**Exercise**
Each record below needs to be copied out exactly as it stands.

**Information supplied**
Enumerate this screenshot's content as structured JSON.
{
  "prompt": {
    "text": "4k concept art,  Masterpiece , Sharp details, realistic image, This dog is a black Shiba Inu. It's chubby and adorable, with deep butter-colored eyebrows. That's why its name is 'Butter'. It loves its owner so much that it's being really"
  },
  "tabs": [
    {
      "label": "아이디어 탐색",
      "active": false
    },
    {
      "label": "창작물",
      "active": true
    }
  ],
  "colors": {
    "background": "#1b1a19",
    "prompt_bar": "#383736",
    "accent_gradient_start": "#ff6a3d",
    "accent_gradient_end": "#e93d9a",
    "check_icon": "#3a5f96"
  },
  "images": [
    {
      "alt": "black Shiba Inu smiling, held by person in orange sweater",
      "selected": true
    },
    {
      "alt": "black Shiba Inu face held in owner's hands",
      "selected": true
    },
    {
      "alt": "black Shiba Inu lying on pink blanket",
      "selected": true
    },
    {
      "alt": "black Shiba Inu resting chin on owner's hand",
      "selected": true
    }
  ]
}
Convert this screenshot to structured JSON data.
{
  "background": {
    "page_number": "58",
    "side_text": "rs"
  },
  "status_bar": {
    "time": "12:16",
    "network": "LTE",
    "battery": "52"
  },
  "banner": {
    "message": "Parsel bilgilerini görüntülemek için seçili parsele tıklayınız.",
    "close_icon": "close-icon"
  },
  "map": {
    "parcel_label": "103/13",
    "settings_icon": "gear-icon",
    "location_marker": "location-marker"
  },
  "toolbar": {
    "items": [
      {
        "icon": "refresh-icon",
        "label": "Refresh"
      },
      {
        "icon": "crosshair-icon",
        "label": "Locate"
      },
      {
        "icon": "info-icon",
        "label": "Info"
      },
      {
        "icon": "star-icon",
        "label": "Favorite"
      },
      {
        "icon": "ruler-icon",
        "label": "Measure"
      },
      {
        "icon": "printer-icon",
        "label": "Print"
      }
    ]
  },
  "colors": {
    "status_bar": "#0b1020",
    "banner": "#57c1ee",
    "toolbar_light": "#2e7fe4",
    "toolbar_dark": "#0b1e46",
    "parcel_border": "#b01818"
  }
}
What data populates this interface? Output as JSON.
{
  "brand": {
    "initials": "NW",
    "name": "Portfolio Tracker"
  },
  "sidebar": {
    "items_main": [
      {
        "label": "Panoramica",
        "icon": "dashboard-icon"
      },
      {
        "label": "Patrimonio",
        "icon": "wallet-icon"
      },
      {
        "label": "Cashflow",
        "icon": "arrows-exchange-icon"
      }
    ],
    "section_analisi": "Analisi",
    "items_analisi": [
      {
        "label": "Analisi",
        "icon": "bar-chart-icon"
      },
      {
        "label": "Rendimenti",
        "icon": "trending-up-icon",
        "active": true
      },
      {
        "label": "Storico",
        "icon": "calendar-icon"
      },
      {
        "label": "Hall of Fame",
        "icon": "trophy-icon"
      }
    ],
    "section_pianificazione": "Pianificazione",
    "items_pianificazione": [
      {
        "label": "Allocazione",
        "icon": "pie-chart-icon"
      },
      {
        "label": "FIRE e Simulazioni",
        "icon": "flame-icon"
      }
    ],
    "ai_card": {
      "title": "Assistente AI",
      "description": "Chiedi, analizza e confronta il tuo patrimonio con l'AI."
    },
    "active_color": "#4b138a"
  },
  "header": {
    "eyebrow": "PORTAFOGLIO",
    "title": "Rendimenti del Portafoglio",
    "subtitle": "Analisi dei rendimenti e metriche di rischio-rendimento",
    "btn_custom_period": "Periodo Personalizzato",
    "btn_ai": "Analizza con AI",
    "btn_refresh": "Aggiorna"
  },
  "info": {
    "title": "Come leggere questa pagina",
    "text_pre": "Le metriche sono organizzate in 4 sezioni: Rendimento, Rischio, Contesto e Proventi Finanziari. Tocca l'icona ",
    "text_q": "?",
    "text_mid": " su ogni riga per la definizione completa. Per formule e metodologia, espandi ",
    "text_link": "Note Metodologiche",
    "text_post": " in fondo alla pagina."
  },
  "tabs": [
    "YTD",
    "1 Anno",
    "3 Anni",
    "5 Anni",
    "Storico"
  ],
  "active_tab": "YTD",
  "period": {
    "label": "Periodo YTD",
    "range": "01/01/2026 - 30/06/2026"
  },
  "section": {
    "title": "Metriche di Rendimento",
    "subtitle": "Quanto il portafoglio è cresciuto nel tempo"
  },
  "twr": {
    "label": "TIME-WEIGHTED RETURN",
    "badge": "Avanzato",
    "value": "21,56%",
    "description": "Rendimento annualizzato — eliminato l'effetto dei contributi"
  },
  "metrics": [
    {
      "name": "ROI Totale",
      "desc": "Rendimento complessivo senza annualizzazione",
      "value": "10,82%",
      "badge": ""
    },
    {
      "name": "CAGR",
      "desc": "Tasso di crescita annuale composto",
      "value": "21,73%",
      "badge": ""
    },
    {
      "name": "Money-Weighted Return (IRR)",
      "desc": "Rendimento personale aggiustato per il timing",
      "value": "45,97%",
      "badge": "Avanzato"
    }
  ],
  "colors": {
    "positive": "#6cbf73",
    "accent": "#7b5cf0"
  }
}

**Answer section**
Enumerate this screenshot's content as structured JSON.
{
  "prompt": {
    "text": "4k concept art,  Masterpiece , Sharp details, realistic image, This dog is a black Shiba Inu. It's chubby and adorable, with deep butter-colored eyebrows. That's why its name is 'Butter'. It loves its owner so much that it's being really"
  },
  "tabs": [
    {
      "label": "아이디어 탐색",
      "active": false
    },
    {
      "label": "창작물",
      "active": true
    }
  ],
  "colors": {
    "background": "#1b1a19",
    "prompt_bar": "#383736",
    "accent_gradient_start": "#ff6a3d",
    "accent_gradient_end": "#e93d9a",
    "check_icon": "#3a5f96"
  },
  "images": [
    {
      "alt": "black Shiba Inu smiling, held by person in orange sweater",
      "selected": true
    },
    {
      "alt": "black Shiba Inu face held in owner's hands",
      "selected": true
    },
    {
      "alt": "black Shiba Inu lying on pink blanket",
      "selected": true
    },
    {
      "alt": "black Shiba Inu resting chin on owner's hand",
      "selected": true
    }
  ]
}
Convert this screenshot to structured JSON data.
{
  "background": {
    "page_number": "58",
    "side_text": "rs"
  },
  "status_bar": {
    "time": "12:16",
    "network": "LTE",
    "battery": "52"
  },
  "banner": {
    "message": "Parsel bilgilerini görüntülemek için seçili parsele tıklayınız.",
    "close_icon": "close-icon"
  },
  "map": {
    "parcel_label": "103/13",
    "settings_icon": "gear-icon",
    "location_marker": "location-marker"
  },
  "toolbar": {
    "items": [
      {
        "icon": "refresh-icon",
        "label": "Refresh"
      },
      {
        "icon": "crosshair-icon",
        "label": "Locate"
      },
      {
        "icon": "info-icon",
        "label": "Info"
      },
      {
        "icon": "star-icon",
        "label": "Favorite"
      },
      {
        "icon": "ruler-icon",
        "label": "Measure"
      },
      {
        "icon": "printer-icon",
        "label": "Print"
      }
    ]
  },
  "colors": {
    "status_bar": "#0b1020",
    "banner": "#57c1ee",
    "toolbar_light": "#2e7fe4",
    "toolbar_dark": "#0b1e46",
    "parcel_border": "#b01818"
  }
}
What data populates this interface? Output as JSON.
{
  "brand": {
    "initials": "NW",
    "name": "Portfolio Tracker"
  },
  "sidebar": {
    "items_main": [
      {
        "label": "Panoramica",
        "icon": "dashboard-icon"
      },
      {
        "label": "Patrimonio",
        "icon": "wallet-icon"
      },
      {
        "label": "Cashflow",
        "icon": "arrows-exchange-icon"
      }
    ],
    "section_analisi": "Analisi",
    "items_analisi": [
      {
        "label": "Analisi",
        "icon": "bar-chart-icon"
      },
      {
        "label": "Rendimenti",
        "icon": "trending-up-icon",
        "active": true
      },
      {
        "label": "Storico",
        "icon": "calendar-icon"
      },
      {
        "label": "Hall of Fame",
        "icon": "trophy-icon"
      }
    ],
    "section_pianificazione": "Pianificazione",
    "items_pianificazione": [
      {
        "label": "Allocazione",
        "icon": "pie-chart-icon"
      },
      {
        "label": "FIRE e Simulazioni",
        "icon": "flame-icon"
      }
    ],
    "ai_card": {
      "title": "Assistente AI",
      "description": "Chiedi, analizza e confronta il tuo patrimonio con l'AI."
    },
    "active_color": "#4b138a"
  },
  "header": {
    "eyebrow": "PORTAFOGLIO",
    "title": "Rendimenti del Portafoglio",
    "subtitle": "Analisi dei rendimenti e metriche di rischio-rendimento",
    "btn_custom_period": "Periodo Personalizzato",
    "btn_ai": "Analizza con AI",
    "btn_refresh": "Aggiorna"
  },
  "info": {
    "title": "Come leggere questa pagina",
    "text_pre": "Le metriche sono organizzate in 4 sezioni: Rendimento, Rischio, Contesto e Proventi Finanziari. Tocca l'icona ",
    "text_q": "?",
    "text_mid": " su ogni riga per la definizione completa. Per formule e metodologia, espandi ",
    "text_link": "Note Metodologiche",
    "text_post": " in fondo alla pagina."
  },
  "tabs": [
    "YTD",
    "1 Anno",
    "3 Anni",
    "5 Anni",
    "Storico"
  ],
  "active_tab": "YTD",
  "period": {
    "label": "Periodo YTD",
    "range": "01/01/2026 - 30/06/2026"
  },
  "section": {
    "title": "Metriche di Rendimento",
    "subtitle": "Quanto il portafoglio è cresciuto nel tempo"
  },
  "twr": {
    "label": "TIME-WEIGHTED RETURN",
    "badge": "Avanzato",
    "value": "21,56%",
    "description": "Rendimento annualizzato — eliminato l'effetto dei contributi"
  },
  "metrics": [
    {
      "name": "ROI Totale",
      "desc": "Rendimento complessivo senza annualizzazione",
      "value": "10,82%",
      "badge": ""
    },
    {
      "name": "CAGR",
      "desc": "Tasso di crescita annuale composto",
      "value": "21,73%",
      "badge": ""
    },
    {
      "name": "Money-Weighted Return (IRR)",
      "desc": "Rendimento personale aggiustato per il timing",
      "value": "45,97%",
      "badge": "Avanzato"
    }
  ],
  "colors": {
    "positive": "#6cbf73",
    "accent": "#7b5cf0"
  }
}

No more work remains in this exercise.